• TASK GOAL:
Show every line in the entries below where the word "value" appears.

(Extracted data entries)
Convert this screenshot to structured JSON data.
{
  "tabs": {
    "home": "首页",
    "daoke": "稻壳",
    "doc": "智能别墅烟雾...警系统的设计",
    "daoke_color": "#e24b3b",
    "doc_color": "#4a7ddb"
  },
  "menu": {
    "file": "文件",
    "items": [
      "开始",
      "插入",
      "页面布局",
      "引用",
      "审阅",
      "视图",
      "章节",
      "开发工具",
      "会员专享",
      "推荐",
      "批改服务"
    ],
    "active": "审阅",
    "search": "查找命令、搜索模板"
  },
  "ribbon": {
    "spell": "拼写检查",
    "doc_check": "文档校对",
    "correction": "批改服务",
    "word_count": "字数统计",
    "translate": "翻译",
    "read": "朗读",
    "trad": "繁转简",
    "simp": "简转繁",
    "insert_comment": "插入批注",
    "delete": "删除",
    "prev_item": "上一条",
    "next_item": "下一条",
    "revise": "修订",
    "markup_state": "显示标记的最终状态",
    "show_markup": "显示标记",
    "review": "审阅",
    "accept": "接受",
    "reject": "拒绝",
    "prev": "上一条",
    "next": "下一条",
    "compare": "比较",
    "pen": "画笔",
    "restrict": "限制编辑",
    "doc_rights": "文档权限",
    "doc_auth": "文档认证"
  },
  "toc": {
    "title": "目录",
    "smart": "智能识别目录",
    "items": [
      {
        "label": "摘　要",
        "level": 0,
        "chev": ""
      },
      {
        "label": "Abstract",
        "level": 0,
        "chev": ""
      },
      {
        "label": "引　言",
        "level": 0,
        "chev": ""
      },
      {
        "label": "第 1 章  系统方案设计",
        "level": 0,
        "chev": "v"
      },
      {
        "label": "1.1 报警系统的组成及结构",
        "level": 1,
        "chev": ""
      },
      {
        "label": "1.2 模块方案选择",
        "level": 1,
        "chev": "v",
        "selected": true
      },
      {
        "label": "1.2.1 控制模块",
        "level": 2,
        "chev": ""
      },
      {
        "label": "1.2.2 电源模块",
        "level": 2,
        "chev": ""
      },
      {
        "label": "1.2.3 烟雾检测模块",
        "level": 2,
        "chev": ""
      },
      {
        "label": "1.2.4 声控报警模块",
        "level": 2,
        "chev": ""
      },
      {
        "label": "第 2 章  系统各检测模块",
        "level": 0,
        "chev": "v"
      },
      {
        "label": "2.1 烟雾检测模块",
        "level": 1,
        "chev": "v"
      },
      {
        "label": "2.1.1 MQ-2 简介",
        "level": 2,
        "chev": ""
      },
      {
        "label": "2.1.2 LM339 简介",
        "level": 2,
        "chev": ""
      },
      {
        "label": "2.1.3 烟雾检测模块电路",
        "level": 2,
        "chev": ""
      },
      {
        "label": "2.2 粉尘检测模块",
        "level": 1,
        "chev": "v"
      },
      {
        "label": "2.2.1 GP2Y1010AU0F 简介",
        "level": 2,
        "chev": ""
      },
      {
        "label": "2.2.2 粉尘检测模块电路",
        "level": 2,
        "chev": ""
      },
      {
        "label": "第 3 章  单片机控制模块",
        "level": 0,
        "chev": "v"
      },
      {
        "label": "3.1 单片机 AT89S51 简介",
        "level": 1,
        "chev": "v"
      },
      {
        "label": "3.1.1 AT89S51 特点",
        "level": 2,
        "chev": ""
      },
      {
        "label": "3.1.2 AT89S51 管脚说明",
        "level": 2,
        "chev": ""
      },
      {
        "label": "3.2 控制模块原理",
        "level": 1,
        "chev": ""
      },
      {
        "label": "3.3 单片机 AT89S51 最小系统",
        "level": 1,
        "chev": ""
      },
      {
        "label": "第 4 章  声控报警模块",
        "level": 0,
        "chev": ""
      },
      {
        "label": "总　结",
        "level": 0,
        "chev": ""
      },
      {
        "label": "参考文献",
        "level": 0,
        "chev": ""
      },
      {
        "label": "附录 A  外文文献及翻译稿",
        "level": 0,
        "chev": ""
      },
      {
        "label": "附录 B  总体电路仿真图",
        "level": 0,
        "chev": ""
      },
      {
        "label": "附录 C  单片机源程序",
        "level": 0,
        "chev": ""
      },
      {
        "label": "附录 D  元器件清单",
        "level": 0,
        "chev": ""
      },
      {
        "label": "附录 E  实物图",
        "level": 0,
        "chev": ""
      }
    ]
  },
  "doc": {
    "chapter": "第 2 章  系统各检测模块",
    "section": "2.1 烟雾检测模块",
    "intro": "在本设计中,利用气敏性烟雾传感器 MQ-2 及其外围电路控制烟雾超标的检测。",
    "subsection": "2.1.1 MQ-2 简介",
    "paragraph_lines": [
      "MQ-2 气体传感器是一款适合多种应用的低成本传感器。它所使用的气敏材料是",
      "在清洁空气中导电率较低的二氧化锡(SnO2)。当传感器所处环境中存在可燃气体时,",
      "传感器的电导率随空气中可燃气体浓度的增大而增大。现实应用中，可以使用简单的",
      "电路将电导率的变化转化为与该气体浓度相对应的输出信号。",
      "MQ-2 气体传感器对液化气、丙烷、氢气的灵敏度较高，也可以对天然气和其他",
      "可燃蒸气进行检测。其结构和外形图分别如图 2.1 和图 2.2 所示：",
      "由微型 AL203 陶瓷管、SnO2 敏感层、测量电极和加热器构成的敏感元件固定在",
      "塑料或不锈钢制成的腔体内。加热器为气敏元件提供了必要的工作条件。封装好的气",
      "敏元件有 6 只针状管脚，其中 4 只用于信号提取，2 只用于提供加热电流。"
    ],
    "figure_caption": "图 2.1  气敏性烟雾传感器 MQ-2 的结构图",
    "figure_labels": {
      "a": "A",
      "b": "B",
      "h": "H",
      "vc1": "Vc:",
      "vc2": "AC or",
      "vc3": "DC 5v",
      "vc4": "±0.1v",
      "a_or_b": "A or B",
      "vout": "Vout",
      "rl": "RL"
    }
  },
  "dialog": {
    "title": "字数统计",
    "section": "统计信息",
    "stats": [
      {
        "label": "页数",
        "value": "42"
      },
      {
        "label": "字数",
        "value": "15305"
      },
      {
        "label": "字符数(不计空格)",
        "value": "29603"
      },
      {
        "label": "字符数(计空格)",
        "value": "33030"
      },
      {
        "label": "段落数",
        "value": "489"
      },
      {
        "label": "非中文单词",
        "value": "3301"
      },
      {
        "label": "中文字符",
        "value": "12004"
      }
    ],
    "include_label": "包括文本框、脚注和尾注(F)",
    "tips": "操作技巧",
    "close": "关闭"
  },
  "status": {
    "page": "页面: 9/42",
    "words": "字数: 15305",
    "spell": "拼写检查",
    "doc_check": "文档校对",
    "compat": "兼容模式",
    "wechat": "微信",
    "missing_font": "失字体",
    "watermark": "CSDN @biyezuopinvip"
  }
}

• WRITTEN RESPONSE:
        "value": "42"
        "value": "15305"
        "value": "29603"
        "value": "33030"
        "value": "489"
        "value": "3301"
        "value": "12004"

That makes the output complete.